(Information)

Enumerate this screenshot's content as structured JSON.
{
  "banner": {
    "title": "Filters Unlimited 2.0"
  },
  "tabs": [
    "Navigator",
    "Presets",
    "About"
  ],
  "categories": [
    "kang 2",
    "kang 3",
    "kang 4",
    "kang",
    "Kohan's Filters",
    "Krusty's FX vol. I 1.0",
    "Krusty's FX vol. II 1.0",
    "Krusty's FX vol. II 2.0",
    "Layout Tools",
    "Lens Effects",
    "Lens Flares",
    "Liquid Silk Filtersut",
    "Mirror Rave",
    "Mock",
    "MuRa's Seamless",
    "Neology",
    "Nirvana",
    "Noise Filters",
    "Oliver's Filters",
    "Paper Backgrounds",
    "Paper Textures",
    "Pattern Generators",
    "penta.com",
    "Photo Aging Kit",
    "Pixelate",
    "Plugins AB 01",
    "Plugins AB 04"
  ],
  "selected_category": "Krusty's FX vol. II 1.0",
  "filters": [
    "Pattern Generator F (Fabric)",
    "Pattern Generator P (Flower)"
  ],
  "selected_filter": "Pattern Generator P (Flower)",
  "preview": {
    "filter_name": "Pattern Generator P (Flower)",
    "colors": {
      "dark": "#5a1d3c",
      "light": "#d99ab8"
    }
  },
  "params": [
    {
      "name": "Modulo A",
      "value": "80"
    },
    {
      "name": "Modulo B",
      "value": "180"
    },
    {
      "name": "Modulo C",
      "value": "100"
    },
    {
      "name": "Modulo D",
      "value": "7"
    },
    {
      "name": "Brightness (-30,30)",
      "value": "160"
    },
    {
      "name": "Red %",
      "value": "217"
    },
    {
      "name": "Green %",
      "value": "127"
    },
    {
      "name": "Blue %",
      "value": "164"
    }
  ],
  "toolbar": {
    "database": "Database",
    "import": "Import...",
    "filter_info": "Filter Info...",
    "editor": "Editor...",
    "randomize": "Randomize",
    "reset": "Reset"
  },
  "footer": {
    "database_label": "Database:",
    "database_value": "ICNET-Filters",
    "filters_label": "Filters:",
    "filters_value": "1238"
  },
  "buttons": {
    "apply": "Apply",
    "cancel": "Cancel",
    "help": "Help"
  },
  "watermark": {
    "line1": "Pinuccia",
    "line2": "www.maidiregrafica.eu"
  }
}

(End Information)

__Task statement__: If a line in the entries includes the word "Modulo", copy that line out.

__Exercise answer__:
      "name": "Modulo A",
      "name": "Modulo B",
      "name": "Modulo C",
      "name": "Modulo D",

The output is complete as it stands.